Before we proceed, I would like to point out the fact that integrity has many synonyms such as honesty, honour, virtue... but in this case, we are referring to decency.
What does article 15 mean by ‘physical and mental integrity’, you ask? Well, it means and I quote: “No person shall be subjected to torture, physical abuse or cruel, inhuman or degrading treatment.”
And if anyone says to you: “Those laws don’t apply here,” refer them to paragraph five of the National Integrated Child Rights Policy (NICRP) which says that physical abuse, including torture and cruelty against children and corporal punishment of children is prohibited in all settings.

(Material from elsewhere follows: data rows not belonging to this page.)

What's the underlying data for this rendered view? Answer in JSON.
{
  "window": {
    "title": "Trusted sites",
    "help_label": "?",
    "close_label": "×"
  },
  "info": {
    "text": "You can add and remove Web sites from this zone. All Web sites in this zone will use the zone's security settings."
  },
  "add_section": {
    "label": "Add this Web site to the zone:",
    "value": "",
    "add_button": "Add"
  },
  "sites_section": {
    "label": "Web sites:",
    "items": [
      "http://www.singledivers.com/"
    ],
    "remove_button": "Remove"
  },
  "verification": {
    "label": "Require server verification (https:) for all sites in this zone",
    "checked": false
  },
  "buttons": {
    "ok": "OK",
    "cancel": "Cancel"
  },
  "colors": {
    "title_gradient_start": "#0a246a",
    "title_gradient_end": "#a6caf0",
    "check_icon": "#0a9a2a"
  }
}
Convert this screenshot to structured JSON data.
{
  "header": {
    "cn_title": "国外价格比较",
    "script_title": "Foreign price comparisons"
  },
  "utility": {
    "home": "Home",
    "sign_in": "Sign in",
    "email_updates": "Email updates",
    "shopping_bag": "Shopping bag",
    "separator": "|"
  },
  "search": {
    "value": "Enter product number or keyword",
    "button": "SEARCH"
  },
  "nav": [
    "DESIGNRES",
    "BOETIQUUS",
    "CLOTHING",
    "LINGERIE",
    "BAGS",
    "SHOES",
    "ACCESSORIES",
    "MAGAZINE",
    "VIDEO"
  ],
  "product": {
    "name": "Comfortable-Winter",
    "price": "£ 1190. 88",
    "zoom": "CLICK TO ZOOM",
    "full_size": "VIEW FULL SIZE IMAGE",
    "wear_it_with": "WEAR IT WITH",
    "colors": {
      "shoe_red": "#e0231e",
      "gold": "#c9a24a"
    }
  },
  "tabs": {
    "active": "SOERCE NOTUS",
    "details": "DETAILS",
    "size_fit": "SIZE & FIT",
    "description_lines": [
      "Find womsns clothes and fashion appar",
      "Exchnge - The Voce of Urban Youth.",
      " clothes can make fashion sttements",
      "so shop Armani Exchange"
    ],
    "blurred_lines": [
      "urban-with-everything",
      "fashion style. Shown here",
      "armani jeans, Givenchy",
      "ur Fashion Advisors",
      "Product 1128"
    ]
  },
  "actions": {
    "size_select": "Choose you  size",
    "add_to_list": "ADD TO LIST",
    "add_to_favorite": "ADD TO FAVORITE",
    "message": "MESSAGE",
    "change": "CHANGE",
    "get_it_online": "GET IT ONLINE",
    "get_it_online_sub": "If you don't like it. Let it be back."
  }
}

Make sure you put emphasis on “all settings” by increasing your volume towards the end of the phrase. Therefore, it doesn’t matter whether you’re at home, within the community, at school, in a detention/remedial centre, at a police station or anywhere. No one has the right to tamper with you.
What will happen to the offenders? Of course, they will be penalised as per existing laws.
As is stated in paragraph five of the NICRP, the government will undertake measures to prevent physical abuse of children by raising awareness and prosecuting offenders.
The above laws also apply to anyone who might try to subject you to an experiment without your informed consent because in so doing, they are interfering with your mental consent.
That said, do not walk around provoking people and starting fights just because the law is on your side.